**What the task requires**
Among the entries, find the lines with the string "김주부네" and report them.

─── Records shown ───

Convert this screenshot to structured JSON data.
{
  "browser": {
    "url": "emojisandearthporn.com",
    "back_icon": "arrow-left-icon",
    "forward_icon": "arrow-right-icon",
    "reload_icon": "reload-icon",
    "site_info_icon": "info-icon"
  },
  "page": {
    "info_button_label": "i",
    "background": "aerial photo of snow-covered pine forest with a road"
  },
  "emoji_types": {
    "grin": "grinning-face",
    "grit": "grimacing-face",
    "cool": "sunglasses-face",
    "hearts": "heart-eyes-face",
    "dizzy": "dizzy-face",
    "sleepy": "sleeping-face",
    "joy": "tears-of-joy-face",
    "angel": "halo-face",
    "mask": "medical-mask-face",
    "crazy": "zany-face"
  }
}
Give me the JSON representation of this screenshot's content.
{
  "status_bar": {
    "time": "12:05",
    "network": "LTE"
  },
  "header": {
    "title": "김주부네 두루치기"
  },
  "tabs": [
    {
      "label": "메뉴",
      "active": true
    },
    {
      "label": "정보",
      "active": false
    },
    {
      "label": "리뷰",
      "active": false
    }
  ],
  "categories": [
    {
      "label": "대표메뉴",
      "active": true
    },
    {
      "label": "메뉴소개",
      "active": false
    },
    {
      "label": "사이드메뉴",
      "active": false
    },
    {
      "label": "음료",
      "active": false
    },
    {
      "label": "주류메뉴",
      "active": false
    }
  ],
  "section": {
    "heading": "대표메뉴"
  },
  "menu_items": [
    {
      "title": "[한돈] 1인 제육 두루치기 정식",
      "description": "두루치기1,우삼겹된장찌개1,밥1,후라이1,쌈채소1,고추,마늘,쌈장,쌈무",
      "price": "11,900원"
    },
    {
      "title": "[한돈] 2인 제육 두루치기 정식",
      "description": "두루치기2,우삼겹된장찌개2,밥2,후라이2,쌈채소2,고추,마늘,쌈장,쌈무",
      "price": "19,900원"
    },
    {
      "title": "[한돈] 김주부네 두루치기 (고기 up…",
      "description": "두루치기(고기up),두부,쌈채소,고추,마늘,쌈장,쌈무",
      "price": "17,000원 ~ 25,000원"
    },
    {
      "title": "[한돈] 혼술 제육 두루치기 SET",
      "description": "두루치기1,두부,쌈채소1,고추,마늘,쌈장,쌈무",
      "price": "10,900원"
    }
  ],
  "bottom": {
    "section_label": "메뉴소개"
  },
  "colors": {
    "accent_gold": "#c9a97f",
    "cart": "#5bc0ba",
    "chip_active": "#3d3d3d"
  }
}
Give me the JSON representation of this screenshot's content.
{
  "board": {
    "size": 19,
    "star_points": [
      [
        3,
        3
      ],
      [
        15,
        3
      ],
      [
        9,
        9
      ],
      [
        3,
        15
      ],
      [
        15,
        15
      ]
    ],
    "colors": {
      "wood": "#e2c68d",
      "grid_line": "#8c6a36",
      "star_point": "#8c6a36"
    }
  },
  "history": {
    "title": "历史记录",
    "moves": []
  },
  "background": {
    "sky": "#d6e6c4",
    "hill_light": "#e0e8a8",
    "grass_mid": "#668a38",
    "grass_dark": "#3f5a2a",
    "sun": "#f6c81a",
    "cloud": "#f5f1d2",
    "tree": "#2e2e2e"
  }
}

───

**Exercise response**
    "title": "김주부네 두루치기"
      "title": "[한돈] 김주부네 두루치기 (고기 up…",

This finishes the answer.